Earlier this week, Hoke County defensive coordinator and Raeford native Maurice Huey accepted the challenge of trying to return the Eagles to the glory days of old. Huey has worked at numerous schools, including Hoke County, E.E. Smith, Pinecrest, Westover and St. Paul’s among others.
He had one year as a head coach, 2016, at East Columbus where his team beat winless West Columbus for its only victory in a 1-10 season.
Huey compares the situation at Douglas Byrd to what he faced as an assistant coach for Milton Butts when the two were at Westover High School.
“We’ve got to get the morale up, get the community involved,’’ he said. “I think there are a lot of good things at Byrd a lot of people don’t know.
“We’ve got to get everybody back to the way it used to be as far as being excited about Friday nights and being excited about Byrd football.’’
Huey said he will focus on putting together a coaching staff that will be able to work with the student-athletes in the school.
A major challenge at Byrd will be having face time with prospective athletes as the COVID-19 pandemic slows and students are gradually returning to the actual classroom and not doing entirely remote learning.
Huey said it helps he’s had experience teaching during the pandemic as the defensive coordinator at Hoke County.
“The main thing is I want to be in the halls, being able to pull kids to the side,’’ he said. Face-to-face recruiting in the halls and classrooms will be critical as Huey tries to improve the numbers at Byrd, which hovered in the low 20s for nearly all of the abbreviated 2021 spring season.
He plans to use every available means to reach out to potential team members, from in-person to virtual meetings.
One plus for him is he’ll be able to start almost immediately. Today is his last day working at Hoke County. He is tentatively scheduled to begin work at Byrd on Monday.

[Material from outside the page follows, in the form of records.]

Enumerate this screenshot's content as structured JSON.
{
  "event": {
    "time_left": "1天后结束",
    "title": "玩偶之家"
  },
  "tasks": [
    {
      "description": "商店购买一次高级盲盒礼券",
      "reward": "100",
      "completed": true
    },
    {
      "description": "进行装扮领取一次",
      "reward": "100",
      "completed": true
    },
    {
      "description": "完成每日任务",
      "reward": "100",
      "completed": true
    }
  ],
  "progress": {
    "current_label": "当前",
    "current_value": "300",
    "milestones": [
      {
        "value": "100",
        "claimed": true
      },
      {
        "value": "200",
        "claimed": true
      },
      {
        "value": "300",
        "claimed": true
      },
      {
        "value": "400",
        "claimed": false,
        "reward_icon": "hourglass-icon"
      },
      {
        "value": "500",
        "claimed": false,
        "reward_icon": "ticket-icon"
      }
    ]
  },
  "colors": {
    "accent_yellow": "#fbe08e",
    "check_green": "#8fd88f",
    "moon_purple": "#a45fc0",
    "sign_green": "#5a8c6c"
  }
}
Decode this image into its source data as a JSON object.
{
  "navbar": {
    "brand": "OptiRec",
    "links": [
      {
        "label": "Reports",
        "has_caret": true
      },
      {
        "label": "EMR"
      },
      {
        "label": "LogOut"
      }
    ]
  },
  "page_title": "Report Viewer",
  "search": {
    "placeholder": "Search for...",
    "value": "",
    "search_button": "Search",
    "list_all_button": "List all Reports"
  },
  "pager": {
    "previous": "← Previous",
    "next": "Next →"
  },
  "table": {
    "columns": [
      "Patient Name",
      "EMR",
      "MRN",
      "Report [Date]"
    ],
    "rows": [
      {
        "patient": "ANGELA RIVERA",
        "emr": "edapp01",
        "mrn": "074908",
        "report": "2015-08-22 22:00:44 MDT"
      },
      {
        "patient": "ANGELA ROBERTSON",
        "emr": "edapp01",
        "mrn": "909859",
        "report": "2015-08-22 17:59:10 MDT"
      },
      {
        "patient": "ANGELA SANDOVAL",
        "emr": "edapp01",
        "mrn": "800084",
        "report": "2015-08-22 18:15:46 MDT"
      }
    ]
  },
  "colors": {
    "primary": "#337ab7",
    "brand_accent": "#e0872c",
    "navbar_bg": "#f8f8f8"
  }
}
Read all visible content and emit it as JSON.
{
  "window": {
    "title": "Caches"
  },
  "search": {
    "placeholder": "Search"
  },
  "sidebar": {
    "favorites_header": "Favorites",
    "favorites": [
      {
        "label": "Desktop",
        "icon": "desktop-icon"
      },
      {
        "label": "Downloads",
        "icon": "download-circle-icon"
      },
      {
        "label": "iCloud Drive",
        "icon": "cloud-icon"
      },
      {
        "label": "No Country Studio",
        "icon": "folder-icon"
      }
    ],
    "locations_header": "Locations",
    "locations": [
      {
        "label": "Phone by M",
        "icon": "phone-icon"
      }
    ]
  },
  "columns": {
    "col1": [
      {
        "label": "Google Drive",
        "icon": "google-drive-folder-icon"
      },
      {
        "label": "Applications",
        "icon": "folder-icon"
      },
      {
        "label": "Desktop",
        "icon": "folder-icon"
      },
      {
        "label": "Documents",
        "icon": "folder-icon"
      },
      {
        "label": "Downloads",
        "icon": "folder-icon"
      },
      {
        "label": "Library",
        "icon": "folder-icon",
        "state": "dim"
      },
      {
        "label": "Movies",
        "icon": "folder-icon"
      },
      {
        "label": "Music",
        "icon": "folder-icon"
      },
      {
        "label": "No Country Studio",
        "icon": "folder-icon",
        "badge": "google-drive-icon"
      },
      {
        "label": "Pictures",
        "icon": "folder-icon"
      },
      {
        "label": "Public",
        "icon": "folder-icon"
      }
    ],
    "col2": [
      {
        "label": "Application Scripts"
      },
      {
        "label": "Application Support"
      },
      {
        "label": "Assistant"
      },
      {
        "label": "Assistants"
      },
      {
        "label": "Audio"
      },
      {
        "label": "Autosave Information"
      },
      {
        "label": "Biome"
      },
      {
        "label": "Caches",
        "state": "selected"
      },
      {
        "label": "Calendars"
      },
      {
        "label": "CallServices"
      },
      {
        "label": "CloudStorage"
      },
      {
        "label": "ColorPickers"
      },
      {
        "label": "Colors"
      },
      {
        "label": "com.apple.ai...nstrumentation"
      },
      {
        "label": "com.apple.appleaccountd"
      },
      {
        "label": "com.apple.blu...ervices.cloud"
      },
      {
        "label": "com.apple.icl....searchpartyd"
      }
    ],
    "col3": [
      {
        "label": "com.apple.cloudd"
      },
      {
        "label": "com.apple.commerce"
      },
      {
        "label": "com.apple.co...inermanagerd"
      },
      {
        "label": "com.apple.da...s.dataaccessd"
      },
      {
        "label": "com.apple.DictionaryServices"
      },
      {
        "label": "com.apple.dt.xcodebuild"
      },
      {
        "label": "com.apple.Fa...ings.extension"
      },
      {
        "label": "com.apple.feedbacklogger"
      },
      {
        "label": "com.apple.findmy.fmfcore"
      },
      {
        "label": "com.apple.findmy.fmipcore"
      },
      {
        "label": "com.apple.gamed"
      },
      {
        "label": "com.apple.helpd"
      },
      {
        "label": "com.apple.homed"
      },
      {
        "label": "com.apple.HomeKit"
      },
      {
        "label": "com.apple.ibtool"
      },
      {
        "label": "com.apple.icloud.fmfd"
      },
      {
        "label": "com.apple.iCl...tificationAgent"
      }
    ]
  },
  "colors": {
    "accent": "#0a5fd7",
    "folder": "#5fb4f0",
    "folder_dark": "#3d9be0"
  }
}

“I want to be able to communicate well not only with kids but parents,’’ he said. “We’re trying to do the little things to build morale and the family-type atmosphere we need to be successful,’’ he said.